(Ms. Marco)

Former Staffers: Bank Of America Rewarded Us For Lying To Homeowners, Losing Paperwork, Denying Modifications

In sworn statements provided for a lawsuit by homeowners against Bank of America, a half-dozen people who reviewed loan modification applications for BofA say the company encouraged staffers to lose applicants paperwork so that it could later be denied, putting homeowners at further risk of losing their homes. And if these people are to be believed, some folks out there may have lost their homes so that a BofA employee could get a Target gift card. [More]


Fannie Mae Fires Head Of Office At Center Of Kickback Scandal

A few weeks back, we told you about the Fannie Mae office in Irvine, CA, where some employees have been accused of taking kickbacks from real estate brokers in exchange for priority access to the bailed-out mortgage-backer’s lists of repossessed properties. Now comes news that the head of that office has been given the boot “for performance issues.” [More]


Wells Fargo To Pay $38.5 Million In Response To Claims It Neglected Bank-Owned Homes In Minority Neighborhoods

Add another stack of zeros to the running total of mortgage-meltdown-related cash laid out by banks, as Wells Fargo has agreed to pay a total of $38.5 million to advocacy groups and regulators to resolve complaints that the bank neglected foreclosure properties in predominantly non-white areas. [More]


Fannie Mae Staffer Accused Of Taking Kickbacks Says He’s Not The Only One

Since 2009, bailed-out mortgage-backer Fannie Mae has sold nearly three quarters of a million repossessed properties. And considering that there are plenty of investors and speculators looking to snap up bottom-dollar homes with the hopes of eventually reselling at a profit, someone with inside information could be tempted to put a premium on that data, even if doing so is against the law. [More]
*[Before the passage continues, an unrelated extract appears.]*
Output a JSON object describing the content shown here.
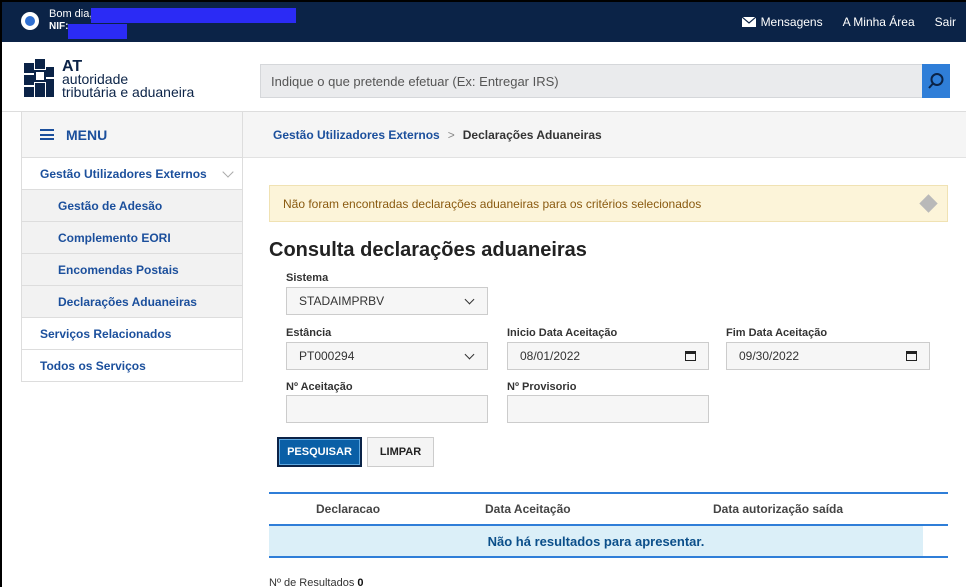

Wells Fargo Forecloses On Homeowner Who Made Payments Too Early

Wells Fargo Forecloses On Homeowner Who Made Payments Too Early
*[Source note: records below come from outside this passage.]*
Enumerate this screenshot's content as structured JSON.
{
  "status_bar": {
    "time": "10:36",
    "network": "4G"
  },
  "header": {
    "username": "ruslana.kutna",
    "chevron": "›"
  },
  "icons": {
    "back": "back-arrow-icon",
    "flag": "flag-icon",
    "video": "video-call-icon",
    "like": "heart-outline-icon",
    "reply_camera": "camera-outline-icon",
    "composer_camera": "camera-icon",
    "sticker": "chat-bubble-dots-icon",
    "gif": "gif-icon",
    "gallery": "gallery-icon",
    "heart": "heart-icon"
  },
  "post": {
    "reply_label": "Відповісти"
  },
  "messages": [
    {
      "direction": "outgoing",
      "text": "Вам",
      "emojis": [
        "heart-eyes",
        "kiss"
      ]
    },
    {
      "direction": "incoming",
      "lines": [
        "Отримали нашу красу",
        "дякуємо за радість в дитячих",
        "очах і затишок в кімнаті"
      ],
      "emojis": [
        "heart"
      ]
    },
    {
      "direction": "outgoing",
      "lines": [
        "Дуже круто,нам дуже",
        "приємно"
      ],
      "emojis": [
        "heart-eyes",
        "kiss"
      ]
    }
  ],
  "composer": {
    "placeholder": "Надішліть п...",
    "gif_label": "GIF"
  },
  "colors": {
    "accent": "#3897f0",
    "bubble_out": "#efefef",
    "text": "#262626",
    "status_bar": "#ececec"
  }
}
A homeowner in Orlando is confused, and with good reason. He says he not only made his mortgage payments on time to Wells Fargo, but that he sometimes paid early and sometimes paid more than he was supposed to. And yet, the bank decided to foreclose on his home. [More]
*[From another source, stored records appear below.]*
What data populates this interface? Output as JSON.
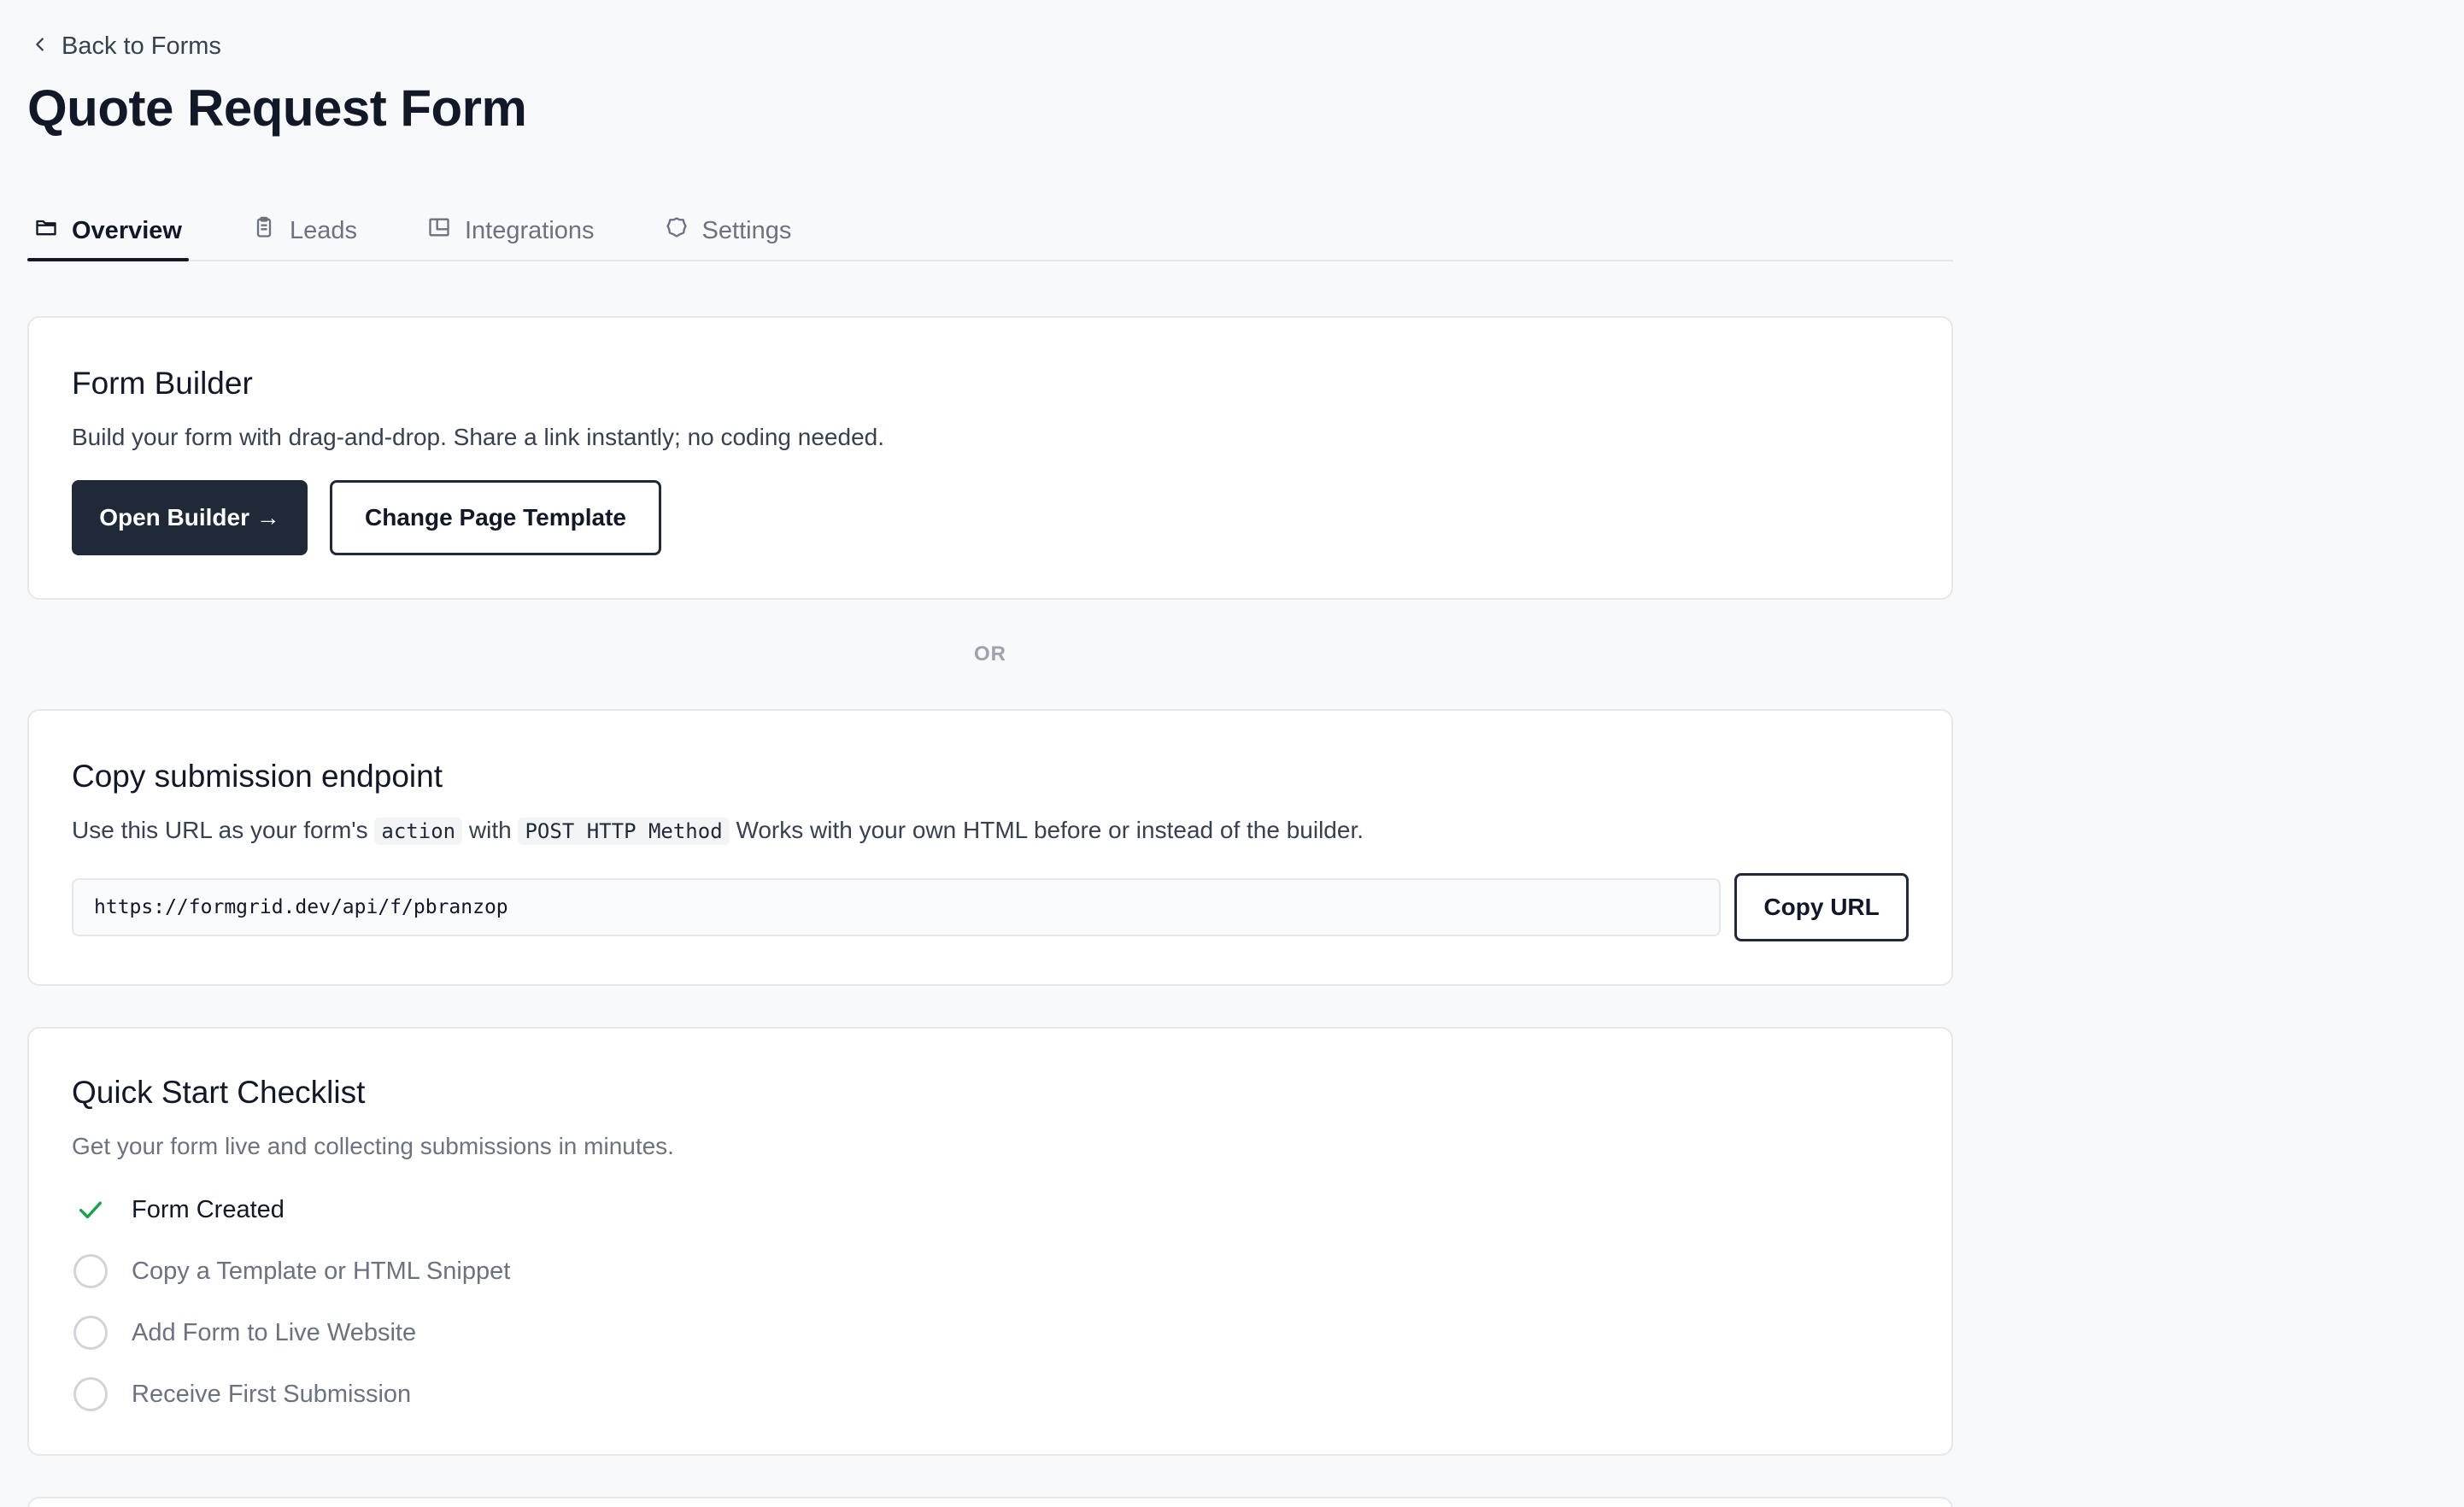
{
  "nav": {
    "back_label": "Back to Forms"
  },
  "page": {
    "title": "Quote Request Form"
  },
  "tabs": [
    {
      "label": "Overview",
      "icon": "folder-icon",
      "active": true
    },
    {
      "label": "Leads",
      "icon": "clipboard-icon",
      "active": false
    },
    {
      "label": "Integrations",
      "icon": "integrations-icon",
      "active": false
    },
    {
      "label": "Settings",
      "icon": "gear-icon",
      "active": false
    }
  ],
  "form_builder": {
    "title": "Form Builder",
    "description": "Build your form with drag-and-drop. Share a link instantly; no coding needed.",
    "open_builder_label": "Open Builder →",
    "change_template_label": "Change Page Template"
  },
  "separator": {
    "label": "OR"
  },
  "endpoint": {
    "title": "Copy submission endpoint",
    "desc_part1": "Use this URL as your form's",
    "code_action": "action",
    "desc_part2": "with",
    "code_method": "POST HTTP Method",
    "desc_part3": "Works with your own HTML before or instead of the builder.",
    "url": "https://formgrid.dev/api/f/pbranzop",
    "copy_label": "Copy URL"
  },
  "checklist": {
    "title": "Quick Start Checklist",
    "description": "Get your form live and collecting submissions in minutes.",
    "items": [
      {
        "label": "Form Created",
        "done": true
      },
      {
        "label": "Copy a Template or HTML Snippet",
        "done": false
      },
      {
        "label": "Add Form to Live Website",
        "done": false
      },
      {
        "label": "Receive First Submission",
        "done": false
      }
    ]
  },
  "colors": {
    "primary_dark": "#1f2937",
    "success_green": "#16a34a",
    "page_bg": "#f8f9fb",
    "border": "#e5e7eb"
  }
}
New York AG To Sue Bank Of America, Wells Fargo Over Alleged Violations Of National Mortgage Settlement

If the big mortgage servicers thought they’d put a pile of legal troubles behind them when they reached the $25 billion dollar National Mortgage Settlement with almost every state in 2012, they were wrong. Today, New York Attorney General Eric Schneiderman announced his intention to sue Bank of America and Wells Fargo for what he alleges is a ” persistent pattern of non-compliance” by the two banks. [More]


Goldman Sachs, Morgan Stanley Ready To Drop $247 Million In Mail To Victims Of Foreclosure Abuses

Back in January, Goldman Sachs and Morgan Stanley announced a $557 million settlement “for deficient practices in mortgage loan servicing and foreclosure processing.” Later this week, the chunk of that money earmarked for payouts to affected consumers will be going out in the mail. [More]


Some Victims Of Shady Foreclosure Practices Report Trouble Cashing Settlement Checks

As if going through the nightmare of foreclosure proceedings wasn’t bad enough, some of the victims who have been compensated as a result of a settlement between big banks and U.S. regulators can’t even get their darn checks to cash. Most of those borrowers only received between $300 and $500, and have been told their checks were rejected when trying to get their money. [More]

(Nick Bastian)

GAO Calls Out Bank Regulators For Mucking Up Foreclosure Reviews

Back in April 2011, in the wake of the robosigning scandal and in light of numerous instances of erroneous seizures, the Office of the Comptroller of the Currency and the Federal Reserve System ordered independent reviews of the foreclosure process at the country’s 14 largest mortgage servicers. Now, two years on, the Govt. Accountability Office is saying these regulators allowed the review process to become inconsistent and overly complex. [More]